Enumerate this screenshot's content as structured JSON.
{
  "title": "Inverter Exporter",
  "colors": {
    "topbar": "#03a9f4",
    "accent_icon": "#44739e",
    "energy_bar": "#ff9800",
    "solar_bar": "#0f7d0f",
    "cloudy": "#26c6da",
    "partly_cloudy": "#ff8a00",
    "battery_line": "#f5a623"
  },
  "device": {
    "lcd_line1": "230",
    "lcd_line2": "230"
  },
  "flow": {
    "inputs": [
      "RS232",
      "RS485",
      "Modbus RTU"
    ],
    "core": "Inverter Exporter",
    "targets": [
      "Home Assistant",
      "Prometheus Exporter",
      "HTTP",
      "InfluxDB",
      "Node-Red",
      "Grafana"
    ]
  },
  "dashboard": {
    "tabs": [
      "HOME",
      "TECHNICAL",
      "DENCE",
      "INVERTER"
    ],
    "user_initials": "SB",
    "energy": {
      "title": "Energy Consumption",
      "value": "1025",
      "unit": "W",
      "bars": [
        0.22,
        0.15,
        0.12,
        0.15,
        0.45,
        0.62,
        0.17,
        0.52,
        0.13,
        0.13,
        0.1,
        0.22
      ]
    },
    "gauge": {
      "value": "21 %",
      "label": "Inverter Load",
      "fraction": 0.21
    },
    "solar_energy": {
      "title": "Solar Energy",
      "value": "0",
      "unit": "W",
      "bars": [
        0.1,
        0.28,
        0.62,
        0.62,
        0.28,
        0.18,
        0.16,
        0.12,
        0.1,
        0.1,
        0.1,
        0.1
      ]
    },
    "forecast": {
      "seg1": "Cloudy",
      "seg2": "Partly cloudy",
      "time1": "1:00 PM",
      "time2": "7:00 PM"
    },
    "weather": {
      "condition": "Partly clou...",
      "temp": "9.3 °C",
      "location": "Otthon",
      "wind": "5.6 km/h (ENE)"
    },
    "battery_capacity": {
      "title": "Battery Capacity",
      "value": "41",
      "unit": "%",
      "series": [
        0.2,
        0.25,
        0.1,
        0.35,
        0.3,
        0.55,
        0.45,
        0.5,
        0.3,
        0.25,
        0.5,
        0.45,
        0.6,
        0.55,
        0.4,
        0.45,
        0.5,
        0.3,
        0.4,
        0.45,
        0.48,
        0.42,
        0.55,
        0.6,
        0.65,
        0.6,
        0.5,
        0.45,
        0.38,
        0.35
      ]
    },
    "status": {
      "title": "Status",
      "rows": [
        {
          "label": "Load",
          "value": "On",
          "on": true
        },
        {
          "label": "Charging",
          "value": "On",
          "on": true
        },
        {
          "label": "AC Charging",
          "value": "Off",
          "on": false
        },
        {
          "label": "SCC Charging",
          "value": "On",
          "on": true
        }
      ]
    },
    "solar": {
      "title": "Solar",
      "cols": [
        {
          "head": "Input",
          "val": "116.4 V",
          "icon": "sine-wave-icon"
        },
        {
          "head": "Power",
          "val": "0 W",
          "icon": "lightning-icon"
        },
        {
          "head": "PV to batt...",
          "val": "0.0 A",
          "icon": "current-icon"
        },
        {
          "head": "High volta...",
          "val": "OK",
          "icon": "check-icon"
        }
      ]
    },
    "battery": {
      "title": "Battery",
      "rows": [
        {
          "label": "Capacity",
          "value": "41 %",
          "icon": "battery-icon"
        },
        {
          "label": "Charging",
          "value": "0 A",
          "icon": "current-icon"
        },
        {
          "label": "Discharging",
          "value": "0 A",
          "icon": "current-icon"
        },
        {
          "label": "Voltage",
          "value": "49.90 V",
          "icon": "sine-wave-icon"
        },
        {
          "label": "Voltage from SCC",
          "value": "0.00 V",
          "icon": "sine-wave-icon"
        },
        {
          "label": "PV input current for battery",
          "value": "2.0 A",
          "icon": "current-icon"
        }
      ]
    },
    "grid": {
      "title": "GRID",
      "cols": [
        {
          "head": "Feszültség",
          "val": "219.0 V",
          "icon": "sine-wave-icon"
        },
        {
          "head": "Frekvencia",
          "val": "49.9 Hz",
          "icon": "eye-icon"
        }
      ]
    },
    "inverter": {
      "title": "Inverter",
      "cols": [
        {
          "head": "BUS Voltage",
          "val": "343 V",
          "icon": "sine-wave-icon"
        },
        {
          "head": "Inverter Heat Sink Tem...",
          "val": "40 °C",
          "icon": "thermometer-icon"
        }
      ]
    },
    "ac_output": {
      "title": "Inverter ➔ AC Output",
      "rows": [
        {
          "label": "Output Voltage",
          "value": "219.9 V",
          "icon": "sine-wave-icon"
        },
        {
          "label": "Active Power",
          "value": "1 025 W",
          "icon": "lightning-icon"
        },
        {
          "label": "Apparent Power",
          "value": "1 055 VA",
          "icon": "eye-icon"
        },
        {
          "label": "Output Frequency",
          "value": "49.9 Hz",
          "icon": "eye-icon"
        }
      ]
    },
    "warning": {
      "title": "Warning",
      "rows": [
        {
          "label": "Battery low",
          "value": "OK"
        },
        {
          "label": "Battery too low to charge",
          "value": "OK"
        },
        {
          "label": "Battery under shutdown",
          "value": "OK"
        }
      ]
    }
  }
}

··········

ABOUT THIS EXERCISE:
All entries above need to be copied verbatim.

ANSWER TO THIS EXERCISE:
Enumerate this screenshot's content as structured JSON.
{
  "title": "Inverter Exporter",
  "colors": {
    "topbar": "#03a9f4",
    "accent_icon": "#44739e",
    "energy_bar": "#ff9800",
    "solar_bar": "#0f7d0f",
    "cloudy": "#26c6da",
    "partly_cloudy": "#ff8a00",
    "battery_line": "#f5a623"
  },
  "device": {
    "lcd_line1": "230",
    "lcd_line2": "230"
  },
  "flow": {
    "inputs": [
      "RS232",
      "RS485",
      "Modbus RTU"
    ],
    "core": "Inverter Exporter",
    "targets": [
      "Home Assistant",
      "Prometheus Exporter",
      "HTTP",
      "InfluxDB",
      "Node-Red",
      "Grafana"
    ]
  },
  "dashboard": {
    "tabs": [
      "HOME",
      "TECHNICAL",
      "DENCE",
      "INVERTER"
    ],
    "user_initials": "SB",
    "energy": {
      "title": "Energy Consumption",
      "value": "1025",
      "unit": "W",
      "bars": [
        0.22,
        0.15,
        0.12,
        0.15,
        0.45,
        0.62,
        0.17,
        0.52,
        0.13,
        0.13,
        0.1,
        0.22
      ]
    },
    "gauge": {
      "value": "21 %",
      "label": "Inverter Load",
      "fraction": 0.21
    },
    "solar_energy": {
      "title": "Solar Energy",
      "value": "0",
      "unit": "W",
      "bars": [
        0.1,
        0.28,
        0.62,
        0.62,
        0.28,
        0.18,
        0.16,
        0.12,
        0.1,
        0.1,
        0.1,
        0.1
      ]
    },
    "forecast": {
      "seg1": "Cloudy",
      "seg2": "Partly cloudy",
      "time1": "1:00 PM",
      "time2": "7:00 PM"
    },
    "weather": {
      "condition": "Partly clou...",
      "temp": "9.3 °C",
      "location": "Otthon",
      "wind": "5.6 km/h (ENE)"
    },
    "battery_capacity": {
      "title": "Battery Capacity",
      "value": "41",
      "unit": "%",
      "series": [
        0.2,
        0.25,
        0.1,
        0.35,
        0.3,
        0.55,
        0.45,
        0.5,
        0.3,
        0.25,
        0.5,
        0.45,
        0.6,
        0.55,
        0.4,
        0.45,
        0.5,
        0.3,
        0.4,
        0.45,
        0.48,
        0.42,
        0.55,
        0.6,
        0.65,
        0.6,
        0.5,
        0.45,
        0.38,
        0.35
      ]
    },
    "status": {
      "title": "Status",
      "rows": [
        {
          "label": "Load",
          "value": "On",
          "on": true
        },
        {
          "label": "Charging",
          "value": "On",
          "on": true
        },
        {
          "label": "AC Charging",
          "value": "Off",
          "on": false
        },
        {
          "label": "SCC Charging",
          "value": "On",
          "on": true
        }
      ]
    },
    "solar": {
      "title": "Solar",
      "cols": [
        {
          "head": "Input",
          "val": "116.4 V",
          "icon": "sine-wave-icon"
        },
        {
          "head": "Power",
          "val": "0 W",
          "icon": "lightning-icon"
        },
        {
          "head": "PV to batt...",
          "val": "0.0 A",
          "icon": "current-icon"
        },
        {
          "head": "High volta...",
          "val": "OK",
          "icon": "check-icon"
        }
      ]
    },
    "battery": {
      "title": "Battery",
      "rows": [
        {
          "label": "Capacity",
          "value": "41 %",
          "icon": "battery-icon"
        },
        {
          "label": "Charging",
          "value": "0 A",
          "icon": "current-icon"
        },
        {
          "label": "Discharging",
          "value": "0 A",
          "icon": "current-icon"
        },
        {
          "label": "Voltage",
          "value": "49.90 V",
          "icon": "sine-wave-icon"
        },
        {
          "label": "Voltage from SCC",
          "value": "0.00 V",
          "icon": "sine-wave-icon"
        },
        {
          "label": "PV input current for battery",
          "value": "2.0 A",
          "icon": "current-icon"
        }
      ]
    },
    "grid": {
      "title": "GRID",
      "cols": [
        {
          "head": "Feszültség",
          "val": "219.0 V",
          "icon": "sine-wave-icon"
        },
        {
          "head": "Frekvencia",
          "val": "49.9 Hz",
          "icon": "eye-icon"
        }
      ]
    },
    "inverter": {
      "title": "Inverter",
      "cols": [
        {
          "head": "BUS Voltage",
          "val": "343 V",
          "icon": "sine-wave-icon"
        },
        {
          "head": "Inverter Heat Sink Tem...",
          "val": "40 °C",
          "icon": "thermometer-icon"
        }
      ]
    },
    "ac_output": {
      "title": "Inverter ➔ AC Output",
      "rows": [
        {
          "label": "Output Voltage",
          "value": "219.9 V",
          "icon": "sine-wave-icon"
        },
        {
          "label": "Active Power",
          "value": "1 025 W",
          "icon": "lightning-icon"
        },
        {
          "label": "Apparent Power",
          "value": "1 055 VA",
          "icon": "eye-icon"
        },
        {
          "label": "Output Frequency",
          "value": "49.9 Hz",
          "icon": "eye-icon"
        }
      ]
    },
    "warning": {
      "title": "Warning",
      "rows": [
        {
          "label": "Battery low",
          "value": "OK"
        },
        {
          "label": "Battery too low to charge",
          "value": "OK"
        },
        {
          "label": "Battery under shutdown",
          "value": "OK"
        }
      ]
    }
  }
}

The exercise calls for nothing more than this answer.